Task item:
Show all the lines in the data below that include the word "breast".

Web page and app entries
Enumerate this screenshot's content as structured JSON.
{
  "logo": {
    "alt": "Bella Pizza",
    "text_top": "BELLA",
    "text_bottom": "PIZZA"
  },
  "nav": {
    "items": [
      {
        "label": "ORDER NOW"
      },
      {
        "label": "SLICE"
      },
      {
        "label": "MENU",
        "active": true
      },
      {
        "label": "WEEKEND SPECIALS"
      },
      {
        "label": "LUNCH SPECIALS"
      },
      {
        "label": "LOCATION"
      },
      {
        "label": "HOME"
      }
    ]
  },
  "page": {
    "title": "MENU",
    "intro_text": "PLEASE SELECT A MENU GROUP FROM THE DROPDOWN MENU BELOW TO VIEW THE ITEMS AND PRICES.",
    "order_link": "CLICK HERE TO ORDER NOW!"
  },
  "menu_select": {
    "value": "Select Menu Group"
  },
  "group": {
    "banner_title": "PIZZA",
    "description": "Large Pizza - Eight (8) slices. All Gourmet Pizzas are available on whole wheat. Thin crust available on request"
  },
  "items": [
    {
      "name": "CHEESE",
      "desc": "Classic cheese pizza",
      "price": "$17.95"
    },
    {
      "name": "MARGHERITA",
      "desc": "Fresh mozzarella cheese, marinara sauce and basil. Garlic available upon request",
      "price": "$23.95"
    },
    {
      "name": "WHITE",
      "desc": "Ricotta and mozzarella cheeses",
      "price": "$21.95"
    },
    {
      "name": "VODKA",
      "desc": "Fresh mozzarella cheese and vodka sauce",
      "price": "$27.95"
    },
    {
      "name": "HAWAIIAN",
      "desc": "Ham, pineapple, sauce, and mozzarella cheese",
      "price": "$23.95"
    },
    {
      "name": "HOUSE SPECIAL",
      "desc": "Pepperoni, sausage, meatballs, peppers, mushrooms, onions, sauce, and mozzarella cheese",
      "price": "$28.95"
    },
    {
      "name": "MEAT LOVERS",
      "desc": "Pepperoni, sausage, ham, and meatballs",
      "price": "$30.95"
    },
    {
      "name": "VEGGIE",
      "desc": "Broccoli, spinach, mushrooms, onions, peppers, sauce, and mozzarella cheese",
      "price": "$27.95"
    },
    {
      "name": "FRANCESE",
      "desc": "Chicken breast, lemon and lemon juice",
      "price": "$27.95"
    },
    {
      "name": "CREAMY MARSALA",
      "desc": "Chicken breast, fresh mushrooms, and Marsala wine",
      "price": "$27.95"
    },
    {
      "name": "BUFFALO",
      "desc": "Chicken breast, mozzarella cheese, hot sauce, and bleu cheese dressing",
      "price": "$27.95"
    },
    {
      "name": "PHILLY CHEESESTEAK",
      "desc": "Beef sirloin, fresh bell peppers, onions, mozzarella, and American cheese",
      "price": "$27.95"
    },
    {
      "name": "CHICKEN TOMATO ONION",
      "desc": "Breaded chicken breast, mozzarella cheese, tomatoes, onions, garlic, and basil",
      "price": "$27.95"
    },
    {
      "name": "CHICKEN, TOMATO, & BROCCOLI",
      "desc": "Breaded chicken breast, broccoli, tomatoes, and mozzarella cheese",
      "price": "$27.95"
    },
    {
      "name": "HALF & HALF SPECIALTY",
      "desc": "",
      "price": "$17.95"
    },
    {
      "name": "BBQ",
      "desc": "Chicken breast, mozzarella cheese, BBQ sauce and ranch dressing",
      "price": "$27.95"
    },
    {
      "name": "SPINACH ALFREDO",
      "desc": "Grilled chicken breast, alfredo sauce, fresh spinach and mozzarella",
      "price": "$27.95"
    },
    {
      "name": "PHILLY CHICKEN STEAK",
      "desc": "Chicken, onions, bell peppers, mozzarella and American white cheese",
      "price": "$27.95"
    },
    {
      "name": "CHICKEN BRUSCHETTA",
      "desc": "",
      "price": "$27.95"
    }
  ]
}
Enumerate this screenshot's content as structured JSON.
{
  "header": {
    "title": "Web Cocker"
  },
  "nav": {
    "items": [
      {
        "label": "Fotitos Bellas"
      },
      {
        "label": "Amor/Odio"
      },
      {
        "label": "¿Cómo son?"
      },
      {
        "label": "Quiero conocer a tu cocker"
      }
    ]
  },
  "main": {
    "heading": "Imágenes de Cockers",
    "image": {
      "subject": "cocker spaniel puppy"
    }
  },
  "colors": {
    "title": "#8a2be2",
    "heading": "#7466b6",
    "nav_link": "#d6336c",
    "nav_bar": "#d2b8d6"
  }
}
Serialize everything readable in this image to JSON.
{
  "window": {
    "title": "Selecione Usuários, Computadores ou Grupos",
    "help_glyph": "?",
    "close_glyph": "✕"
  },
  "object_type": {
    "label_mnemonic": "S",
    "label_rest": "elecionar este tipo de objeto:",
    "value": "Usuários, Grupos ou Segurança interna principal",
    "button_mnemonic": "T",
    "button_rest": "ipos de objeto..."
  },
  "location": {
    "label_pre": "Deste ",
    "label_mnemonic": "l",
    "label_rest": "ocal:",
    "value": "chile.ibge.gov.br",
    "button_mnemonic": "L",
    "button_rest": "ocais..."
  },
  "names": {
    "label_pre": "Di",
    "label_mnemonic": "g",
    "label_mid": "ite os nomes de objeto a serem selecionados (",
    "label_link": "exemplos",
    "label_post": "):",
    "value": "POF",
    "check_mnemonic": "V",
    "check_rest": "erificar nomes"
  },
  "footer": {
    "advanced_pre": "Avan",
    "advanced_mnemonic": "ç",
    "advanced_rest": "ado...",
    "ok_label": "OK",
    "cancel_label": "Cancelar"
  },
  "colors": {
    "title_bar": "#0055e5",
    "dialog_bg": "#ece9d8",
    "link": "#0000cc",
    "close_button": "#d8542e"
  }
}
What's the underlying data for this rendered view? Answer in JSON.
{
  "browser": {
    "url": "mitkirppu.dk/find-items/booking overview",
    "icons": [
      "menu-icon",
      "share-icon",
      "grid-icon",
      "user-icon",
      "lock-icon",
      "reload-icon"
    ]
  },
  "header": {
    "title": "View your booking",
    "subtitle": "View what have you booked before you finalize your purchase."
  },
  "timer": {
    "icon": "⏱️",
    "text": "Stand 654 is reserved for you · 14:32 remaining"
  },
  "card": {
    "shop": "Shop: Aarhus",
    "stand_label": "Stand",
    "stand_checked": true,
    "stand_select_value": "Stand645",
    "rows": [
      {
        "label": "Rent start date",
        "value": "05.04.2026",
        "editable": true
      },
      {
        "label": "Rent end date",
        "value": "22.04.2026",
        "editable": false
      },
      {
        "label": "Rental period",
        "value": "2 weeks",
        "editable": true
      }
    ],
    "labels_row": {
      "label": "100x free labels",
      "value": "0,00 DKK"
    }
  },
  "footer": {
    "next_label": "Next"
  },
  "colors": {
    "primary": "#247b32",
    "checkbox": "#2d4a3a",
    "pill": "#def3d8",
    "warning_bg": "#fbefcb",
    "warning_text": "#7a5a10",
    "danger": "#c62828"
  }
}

Result:
      "desc": "Chicken breast, lemon and lemon juice",
      "desc": "Chicken breast, fresh mushrooms, and Marsala wine",
      "desc": "Chicken breast, mozzarella cheese, hot sauce, and bleu cheese dressing",
      "desc": "Breaded chicken breast, mozzarella cheese, tomatoes, onions, garlic, and basil",
      "desc": "Breaded chicken breast, broccoli, tomatoes, and mozzarella cheese",
      "desc": "Chicken breast, mozzarella cheese, BBQ sauce and ranch dressing",
      "desc": "Grilled chicken breast, alfredo sauce, fresh spinach and mozzarella",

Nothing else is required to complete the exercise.